A medieval and college town in northern Lazio, Viterbo has always been loved by the Popes. One of its historic quarters is San Pellegrino, which in Italian means pilgrim, where you can admire the typical medieval houses with “profferlo”, an external staircase. Within walking distance there is the Viterbo Cathedral, dedicated to Saint Lawrence, and the breathtaking Papal Palace, built in the 13th century, with its wide roofless “loggia” overlooking the landscape of the old town. Viterbo is also famed for its patron saint Santa Rosa. In honor of her, on every September 3rd, they raise a 30-meter high tower called the “Macchina di Santa Rosa”, and carry it through the narrow streets of the city by 100 devout men called “Facchini di Santa Rosa.”

A glimpse of San Pellegrino district, with the typical outdoor staircase

Rome

Finally we have reached our destination! The pilgrims ended their amazing journey along Via Francigena at St. Peter’s Basilica, praying on the grave of the Prince of the Apostles. But the Capital of Christanity had another pilgrimage in store for the devoted travellers. It was started by the third Apostle of Rome, Philip Neri, and is today known as the Seven Pilgrim Churches of Rome, or in Italian: “Giro delle Sette Chiese.” This itinerary includes visits to the seven greatest churches of the city (in addition to St. Peter’s Basilica): the Basilicas of Saint Paul Outside the Walls, St. John Lateran, St. Mary Major, Saint Lawrence outside the Walls, the Holy Cross in Jerusalem and  St. Sebastian Outside-the-Walls, then replaced with the Shrine of Our Lady of Divine Love in the Jubilee 2000 by Pope John Paul II. The Eternal City, unlike the other cities around the world, does not just keep the traces of its history; it is itself the history.

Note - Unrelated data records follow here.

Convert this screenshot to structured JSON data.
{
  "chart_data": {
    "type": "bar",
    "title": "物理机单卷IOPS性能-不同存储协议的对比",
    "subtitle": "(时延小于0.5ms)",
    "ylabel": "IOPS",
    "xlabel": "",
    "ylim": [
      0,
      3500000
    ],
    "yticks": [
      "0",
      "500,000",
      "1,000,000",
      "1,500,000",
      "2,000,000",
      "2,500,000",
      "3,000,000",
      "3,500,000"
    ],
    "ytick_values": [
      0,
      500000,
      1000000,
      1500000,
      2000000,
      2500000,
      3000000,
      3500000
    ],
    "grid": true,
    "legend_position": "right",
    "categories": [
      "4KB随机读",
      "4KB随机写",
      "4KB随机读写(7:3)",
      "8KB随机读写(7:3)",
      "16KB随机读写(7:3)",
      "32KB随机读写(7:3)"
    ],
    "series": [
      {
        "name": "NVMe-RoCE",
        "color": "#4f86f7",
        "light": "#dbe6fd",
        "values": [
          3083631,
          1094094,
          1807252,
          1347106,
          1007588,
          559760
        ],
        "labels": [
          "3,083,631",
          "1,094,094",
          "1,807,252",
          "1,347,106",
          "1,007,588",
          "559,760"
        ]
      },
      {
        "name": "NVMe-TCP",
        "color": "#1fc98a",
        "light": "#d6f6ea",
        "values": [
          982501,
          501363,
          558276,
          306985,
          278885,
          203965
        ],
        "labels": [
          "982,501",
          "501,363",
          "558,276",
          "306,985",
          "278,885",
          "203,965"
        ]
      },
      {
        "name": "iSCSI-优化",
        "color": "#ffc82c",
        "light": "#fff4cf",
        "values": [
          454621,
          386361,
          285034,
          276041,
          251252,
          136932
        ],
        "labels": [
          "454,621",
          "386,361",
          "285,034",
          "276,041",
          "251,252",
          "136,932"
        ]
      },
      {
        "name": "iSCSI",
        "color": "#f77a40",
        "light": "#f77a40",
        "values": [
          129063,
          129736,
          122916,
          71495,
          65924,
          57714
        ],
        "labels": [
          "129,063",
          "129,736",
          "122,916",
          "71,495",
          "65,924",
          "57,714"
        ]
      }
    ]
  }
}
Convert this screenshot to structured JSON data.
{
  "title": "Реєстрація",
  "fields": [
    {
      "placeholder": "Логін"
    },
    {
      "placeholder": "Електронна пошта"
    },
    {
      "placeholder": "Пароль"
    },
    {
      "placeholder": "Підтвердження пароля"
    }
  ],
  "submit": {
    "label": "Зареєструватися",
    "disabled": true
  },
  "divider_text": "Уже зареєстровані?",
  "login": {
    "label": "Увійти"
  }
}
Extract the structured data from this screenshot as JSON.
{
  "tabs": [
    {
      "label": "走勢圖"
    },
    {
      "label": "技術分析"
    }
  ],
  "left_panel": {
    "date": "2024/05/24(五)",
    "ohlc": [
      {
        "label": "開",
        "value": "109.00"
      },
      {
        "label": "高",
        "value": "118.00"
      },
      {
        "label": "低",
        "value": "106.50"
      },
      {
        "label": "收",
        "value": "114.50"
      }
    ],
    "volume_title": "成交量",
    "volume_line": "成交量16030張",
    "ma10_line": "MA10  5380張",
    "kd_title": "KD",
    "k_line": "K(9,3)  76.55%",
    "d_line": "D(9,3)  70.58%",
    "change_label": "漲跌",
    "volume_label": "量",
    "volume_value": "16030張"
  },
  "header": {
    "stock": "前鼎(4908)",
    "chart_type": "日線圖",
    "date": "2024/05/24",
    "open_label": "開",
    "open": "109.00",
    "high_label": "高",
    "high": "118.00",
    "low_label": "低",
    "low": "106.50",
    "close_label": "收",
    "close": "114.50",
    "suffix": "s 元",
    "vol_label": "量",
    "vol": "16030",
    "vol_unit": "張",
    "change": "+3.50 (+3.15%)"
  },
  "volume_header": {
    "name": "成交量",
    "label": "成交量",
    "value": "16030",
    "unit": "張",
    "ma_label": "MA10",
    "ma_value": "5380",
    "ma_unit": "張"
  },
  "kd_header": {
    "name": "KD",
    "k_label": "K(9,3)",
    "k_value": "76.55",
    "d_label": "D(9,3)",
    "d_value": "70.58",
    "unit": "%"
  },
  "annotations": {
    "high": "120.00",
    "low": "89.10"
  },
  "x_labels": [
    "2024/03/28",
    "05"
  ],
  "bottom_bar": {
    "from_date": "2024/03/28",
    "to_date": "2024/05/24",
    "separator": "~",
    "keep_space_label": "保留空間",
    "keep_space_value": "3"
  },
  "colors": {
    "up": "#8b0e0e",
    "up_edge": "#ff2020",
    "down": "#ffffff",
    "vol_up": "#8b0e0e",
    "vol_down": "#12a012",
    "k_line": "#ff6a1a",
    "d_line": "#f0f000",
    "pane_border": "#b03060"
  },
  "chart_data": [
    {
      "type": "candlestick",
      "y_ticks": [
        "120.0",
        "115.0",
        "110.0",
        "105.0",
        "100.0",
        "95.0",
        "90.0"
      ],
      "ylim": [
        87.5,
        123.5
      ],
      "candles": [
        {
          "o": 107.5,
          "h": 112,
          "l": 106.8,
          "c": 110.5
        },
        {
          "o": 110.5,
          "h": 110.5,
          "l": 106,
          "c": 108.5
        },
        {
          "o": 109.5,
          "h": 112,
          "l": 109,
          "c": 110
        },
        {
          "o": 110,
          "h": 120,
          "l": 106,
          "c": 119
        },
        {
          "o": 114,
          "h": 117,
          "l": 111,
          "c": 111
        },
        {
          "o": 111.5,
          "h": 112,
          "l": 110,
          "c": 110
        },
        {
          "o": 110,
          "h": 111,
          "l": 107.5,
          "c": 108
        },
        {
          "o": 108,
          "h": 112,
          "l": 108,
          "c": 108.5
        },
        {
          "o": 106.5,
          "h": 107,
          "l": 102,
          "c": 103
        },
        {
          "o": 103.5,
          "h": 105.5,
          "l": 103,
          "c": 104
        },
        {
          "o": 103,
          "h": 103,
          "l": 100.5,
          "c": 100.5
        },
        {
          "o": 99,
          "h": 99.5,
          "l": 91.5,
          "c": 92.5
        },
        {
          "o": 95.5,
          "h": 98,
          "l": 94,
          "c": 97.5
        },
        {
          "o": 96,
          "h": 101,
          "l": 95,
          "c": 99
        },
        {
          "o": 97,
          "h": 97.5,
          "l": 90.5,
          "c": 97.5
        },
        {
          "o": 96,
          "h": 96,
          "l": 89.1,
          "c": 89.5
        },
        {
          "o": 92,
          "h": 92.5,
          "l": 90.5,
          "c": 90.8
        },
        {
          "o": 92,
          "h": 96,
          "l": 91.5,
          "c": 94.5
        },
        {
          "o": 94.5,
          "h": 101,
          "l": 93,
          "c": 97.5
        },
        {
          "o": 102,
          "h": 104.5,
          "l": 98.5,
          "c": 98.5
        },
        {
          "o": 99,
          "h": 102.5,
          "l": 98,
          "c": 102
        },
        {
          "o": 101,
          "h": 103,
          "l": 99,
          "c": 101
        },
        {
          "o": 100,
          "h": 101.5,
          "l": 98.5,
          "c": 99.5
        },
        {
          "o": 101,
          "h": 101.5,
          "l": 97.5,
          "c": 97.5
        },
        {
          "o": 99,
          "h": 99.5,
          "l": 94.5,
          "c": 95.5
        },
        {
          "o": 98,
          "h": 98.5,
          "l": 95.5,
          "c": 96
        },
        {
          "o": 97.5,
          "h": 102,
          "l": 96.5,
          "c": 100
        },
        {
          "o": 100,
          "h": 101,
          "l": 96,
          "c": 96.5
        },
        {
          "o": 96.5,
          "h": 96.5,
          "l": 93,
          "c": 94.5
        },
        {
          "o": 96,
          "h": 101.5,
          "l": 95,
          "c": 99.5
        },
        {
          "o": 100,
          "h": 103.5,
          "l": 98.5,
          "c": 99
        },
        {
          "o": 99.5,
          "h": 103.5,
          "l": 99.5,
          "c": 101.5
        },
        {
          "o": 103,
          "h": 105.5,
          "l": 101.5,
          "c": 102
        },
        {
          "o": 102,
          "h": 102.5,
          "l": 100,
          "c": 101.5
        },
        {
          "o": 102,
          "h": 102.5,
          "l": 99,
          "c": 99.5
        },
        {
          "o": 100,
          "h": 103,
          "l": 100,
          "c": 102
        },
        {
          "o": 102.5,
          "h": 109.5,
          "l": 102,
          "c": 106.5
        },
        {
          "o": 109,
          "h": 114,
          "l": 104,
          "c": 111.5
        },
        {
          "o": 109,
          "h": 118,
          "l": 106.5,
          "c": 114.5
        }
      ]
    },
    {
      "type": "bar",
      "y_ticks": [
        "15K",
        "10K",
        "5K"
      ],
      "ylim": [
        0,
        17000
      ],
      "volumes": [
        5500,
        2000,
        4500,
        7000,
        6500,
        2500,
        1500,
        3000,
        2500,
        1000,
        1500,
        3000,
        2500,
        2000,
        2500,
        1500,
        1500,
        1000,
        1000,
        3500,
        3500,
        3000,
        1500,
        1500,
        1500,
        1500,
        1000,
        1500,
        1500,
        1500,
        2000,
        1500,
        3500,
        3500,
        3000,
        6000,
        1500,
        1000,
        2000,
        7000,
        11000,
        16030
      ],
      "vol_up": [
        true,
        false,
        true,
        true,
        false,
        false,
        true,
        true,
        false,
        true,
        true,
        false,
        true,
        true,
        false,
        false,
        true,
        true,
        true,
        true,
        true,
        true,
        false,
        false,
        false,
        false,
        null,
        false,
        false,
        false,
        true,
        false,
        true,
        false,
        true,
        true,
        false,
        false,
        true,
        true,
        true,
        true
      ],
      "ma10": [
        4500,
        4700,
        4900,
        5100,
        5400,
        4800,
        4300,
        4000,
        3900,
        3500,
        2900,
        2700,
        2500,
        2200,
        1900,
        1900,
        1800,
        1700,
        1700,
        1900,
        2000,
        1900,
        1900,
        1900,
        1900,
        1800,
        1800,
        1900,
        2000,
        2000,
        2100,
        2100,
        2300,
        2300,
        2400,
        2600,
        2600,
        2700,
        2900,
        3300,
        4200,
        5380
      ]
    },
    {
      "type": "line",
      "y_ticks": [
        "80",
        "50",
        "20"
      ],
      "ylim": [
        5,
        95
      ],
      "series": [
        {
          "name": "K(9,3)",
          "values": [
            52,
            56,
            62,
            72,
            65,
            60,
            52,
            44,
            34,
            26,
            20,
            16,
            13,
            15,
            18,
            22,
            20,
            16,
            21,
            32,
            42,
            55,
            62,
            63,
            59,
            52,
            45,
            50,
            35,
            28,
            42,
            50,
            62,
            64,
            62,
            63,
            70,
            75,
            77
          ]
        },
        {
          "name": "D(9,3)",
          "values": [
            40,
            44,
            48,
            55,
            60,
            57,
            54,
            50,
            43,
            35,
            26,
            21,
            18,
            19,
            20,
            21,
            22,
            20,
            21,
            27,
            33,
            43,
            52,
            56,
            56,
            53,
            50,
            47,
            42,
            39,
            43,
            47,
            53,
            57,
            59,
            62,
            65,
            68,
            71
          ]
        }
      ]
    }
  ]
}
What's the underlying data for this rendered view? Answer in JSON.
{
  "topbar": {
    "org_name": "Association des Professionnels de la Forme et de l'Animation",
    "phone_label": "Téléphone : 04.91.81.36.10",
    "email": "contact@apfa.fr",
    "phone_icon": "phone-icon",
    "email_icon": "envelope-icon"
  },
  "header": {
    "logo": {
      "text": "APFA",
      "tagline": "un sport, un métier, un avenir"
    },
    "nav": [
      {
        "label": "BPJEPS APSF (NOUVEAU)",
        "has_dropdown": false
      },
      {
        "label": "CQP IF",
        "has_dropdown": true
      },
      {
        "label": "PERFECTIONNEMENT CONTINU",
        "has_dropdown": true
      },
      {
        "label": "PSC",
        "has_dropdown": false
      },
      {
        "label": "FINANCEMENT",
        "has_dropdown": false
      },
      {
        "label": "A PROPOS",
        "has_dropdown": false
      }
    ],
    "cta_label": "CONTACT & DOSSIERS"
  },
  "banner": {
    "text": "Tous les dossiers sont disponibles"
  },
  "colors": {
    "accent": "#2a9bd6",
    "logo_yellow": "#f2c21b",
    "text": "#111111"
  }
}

That’s why all stories and all roads lead to Rome.

The statue of the Apostle Paul in front of St Peter’s Basilica